The reverse repo rate is simply the rate the RBI pays commercial banks to park their excess funds with the central bank. It is also part of monetary policy to regulate the flow of money in the market.

Before moving on to inflation, a question: Why is the repo rate called that?

The repo is used for a ‘call option’ or ‘call agreement’ between the banks and the RBI for the latter to lend them money.


On Wednesday, the RBI raised its inflation projection for the current fiscal year to 6.7% from 5.7% forecast in April and 4.5% in February. The latest forecast is well above the RBI’s target range of 2-6%. In real terms, inflation hit an eight-year high of 7.79% in April.

It has been above 6% since January 2022. But what do all these numbers mean? Let’s break them down.

First of all, what is inflation?

Inflation is the rate of increase in the prices of goods and services consumed and purchased. The Mehngai Dayain we are rightly obsessed with, never tiring of talking about.

How is it calculated?

To monitor and calculate inflation, the authorities use the Consumer Food Price Index (CPI), which measures changes in the price of food consumed by a typical family in India. It gives an idea of ​​the increase in the cost of living.

So when you see an inflation figure like 6.7%, that means food prices are 6.7% higher, compared to a given period.

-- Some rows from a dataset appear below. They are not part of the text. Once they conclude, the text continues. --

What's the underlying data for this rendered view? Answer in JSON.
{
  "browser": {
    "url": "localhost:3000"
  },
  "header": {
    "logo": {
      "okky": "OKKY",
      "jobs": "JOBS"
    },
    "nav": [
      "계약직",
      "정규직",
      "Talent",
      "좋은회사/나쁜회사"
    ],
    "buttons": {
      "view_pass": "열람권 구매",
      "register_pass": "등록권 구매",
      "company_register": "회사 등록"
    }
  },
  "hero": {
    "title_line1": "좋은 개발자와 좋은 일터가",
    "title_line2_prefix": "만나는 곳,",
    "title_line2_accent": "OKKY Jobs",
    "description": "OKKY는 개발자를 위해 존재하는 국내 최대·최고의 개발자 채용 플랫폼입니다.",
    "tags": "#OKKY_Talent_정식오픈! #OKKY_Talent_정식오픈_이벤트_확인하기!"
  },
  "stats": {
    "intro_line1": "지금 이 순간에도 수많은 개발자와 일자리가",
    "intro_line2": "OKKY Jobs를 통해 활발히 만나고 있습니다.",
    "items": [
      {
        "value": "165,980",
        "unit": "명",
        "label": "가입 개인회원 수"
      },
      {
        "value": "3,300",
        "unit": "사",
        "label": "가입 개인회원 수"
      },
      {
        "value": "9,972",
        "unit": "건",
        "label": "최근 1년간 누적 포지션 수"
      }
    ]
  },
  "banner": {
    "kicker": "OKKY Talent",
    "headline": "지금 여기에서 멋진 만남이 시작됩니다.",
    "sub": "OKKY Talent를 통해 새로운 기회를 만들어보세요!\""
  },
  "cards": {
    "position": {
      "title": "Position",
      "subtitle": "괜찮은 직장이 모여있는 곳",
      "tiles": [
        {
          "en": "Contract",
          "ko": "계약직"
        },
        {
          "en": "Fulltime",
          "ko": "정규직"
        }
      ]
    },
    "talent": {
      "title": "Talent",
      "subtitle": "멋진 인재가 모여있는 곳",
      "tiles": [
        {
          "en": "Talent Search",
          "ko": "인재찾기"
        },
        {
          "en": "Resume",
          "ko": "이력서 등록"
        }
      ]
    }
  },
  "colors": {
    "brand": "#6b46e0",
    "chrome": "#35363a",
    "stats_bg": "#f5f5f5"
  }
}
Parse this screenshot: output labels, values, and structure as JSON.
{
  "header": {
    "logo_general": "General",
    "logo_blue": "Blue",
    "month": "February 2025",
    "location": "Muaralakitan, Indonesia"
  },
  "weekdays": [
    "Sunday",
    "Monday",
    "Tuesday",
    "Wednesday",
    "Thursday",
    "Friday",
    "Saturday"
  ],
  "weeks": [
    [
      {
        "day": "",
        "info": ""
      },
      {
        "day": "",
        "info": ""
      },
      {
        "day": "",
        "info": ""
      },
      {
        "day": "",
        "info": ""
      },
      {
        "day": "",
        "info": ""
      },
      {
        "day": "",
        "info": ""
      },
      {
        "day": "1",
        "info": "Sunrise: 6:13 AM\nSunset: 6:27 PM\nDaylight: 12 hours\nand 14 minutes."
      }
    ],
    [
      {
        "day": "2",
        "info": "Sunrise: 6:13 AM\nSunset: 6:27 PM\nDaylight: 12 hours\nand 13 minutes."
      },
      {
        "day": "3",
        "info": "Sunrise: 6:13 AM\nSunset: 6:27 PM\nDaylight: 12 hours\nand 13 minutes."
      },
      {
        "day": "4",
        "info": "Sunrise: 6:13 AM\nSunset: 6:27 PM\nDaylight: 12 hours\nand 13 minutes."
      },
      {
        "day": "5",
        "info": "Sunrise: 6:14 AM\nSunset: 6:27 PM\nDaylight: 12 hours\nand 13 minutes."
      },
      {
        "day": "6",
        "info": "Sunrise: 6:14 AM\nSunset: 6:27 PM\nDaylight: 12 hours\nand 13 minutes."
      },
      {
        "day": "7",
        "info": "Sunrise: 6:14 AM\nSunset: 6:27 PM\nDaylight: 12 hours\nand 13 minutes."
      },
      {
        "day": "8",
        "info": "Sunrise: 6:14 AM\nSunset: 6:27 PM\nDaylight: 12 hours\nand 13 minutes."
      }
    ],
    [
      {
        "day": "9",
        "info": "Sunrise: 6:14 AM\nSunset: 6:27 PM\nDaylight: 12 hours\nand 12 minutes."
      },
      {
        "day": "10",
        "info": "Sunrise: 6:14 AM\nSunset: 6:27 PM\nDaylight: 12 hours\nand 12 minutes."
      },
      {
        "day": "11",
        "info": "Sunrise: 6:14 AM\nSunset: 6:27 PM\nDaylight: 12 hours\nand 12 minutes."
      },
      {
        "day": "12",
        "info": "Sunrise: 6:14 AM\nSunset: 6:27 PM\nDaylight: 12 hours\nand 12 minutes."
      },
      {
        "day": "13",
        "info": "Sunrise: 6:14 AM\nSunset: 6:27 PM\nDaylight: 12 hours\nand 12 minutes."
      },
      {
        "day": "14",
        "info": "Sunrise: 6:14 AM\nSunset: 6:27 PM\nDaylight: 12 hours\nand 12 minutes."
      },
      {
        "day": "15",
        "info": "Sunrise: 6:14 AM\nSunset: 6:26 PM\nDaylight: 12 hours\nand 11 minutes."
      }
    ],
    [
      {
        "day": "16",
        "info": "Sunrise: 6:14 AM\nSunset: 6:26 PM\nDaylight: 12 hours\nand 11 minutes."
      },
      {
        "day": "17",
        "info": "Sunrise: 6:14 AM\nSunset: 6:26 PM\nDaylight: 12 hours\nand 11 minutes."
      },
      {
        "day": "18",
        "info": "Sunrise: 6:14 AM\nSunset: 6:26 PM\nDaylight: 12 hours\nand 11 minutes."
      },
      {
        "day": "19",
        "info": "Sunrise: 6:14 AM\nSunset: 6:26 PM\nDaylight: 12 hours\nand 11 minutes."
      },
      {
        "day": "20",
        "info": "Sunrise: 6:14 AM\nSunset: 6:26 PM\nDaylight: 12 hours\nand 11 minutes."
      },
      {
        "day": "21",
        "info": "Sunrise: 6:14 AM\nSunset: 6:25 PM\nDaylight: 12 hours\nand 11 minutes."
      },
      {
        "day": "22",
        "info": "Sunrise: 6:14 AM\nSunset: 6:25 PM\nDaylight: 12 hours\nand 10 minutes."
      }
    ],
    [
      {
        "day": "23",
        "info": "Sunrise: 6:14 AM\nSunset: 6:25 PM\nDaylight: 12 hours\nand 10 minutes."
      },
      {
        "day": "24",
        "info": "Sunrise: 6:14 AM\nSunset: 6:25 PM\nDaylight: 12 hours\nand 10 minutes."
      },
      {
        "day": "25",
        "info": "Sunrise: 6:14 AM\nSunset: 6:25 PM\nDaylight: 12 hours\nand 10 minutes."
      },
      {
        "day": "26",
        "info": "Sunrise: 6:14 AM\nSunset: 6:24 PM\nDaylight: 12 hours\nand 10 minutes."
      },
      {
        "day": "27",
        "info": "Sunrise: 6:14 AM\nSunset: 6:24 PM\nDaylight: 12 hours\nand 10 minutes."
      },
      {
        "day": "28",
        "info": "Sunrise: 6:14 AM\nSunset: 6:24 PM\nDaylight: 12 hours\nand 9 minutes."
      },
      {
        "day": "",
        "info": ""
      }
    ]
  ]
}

Is there an ideal inflation rate?

Low inflation is always better than runaway inflation, as any of us might imagine. And zero inflation sounds too good, but it could have consequences. For one thing, when prices don’t move, people put off buying. The economy is slowing down. We will also come back to this.

Then there are the dangers of deflation: The value of everything, wages, stocks, houses goes down. A recession is a logical outcome, and it is a disaster. To answer the question, the government has instructed the RBI to keep medium-term inflation at 4.4% (+/- 2%).

What causes inflation?

The Russian-Ukrainian war is an important factor. High crude oil prices not only mean that gasoline, diesel, CNG and cooking gas are more expensive, but it also means more expensive to transport commodities. All of this leads to inflation.

Next, we have a weakening Rupee against the US Dollar, which has been in high demand. Due to global uncertainties, the Rupee fell as foreign investors withdrew money from the stock and bond markets. A weakened rupee has reduced purchasing power. A falling rupee also makes your education abroad and travel more expensive because your fees and tickets cost more than the dollar value.

What else does inflation do?

Inflation depletes our foreign exchange reserves because we send more dollars on crude oil, which reduces our ability to import other goods we need. As we are an import-oriented country, this leads to fewer and more expensive foreign goods, and further weakening of the Rupee. If you shop, you spend more.

If you put the brakes on spending, it leads to lower demand for goods and services – activities like construction, manufacturing, and imports slow down. Companies can hire fewer employees. The global economy takes a hit. You feel the pinch of the rupee slide.

In other words, less manpower and machinery will be needed. The government will have a reduced ability to spend on building infrastructure and other social projects. If the government borrows too much to compensate for all this, international agencies can give the country bad marks. This makes subsequent borrowings more difficult. And investments are falling. This aggravates the jobs crisis. And we know that ordinary citizens are the most affected.

Wholesale price-based inflation has also remained in double digits for 13 months and hit a record high of 15.08% in April.


On Wednesday, the RBI expected India’s GDP (gross domestic product) to grow by 7.2% this fiscal year, as previously forecast. In April, the RBI cut its economic growth forecast to 7.2% for 2022-23 from 7.8% earlier. In 2021-2022, India’s GDP growth was estimated at 8.7%.

GDP is nothing but a monetary measure of the market value of all final goods and services produced during a given period. It’s the whole economy.

A downgrade in growth projections, which happens often, means that core sectors, including agriculture, services and manufacturing, won’t do as well as expected.

In this scenario, we are back to the slowing economy. It’s a vicious circle, but it can be broken by, say, a good monsoon. And bumper crops.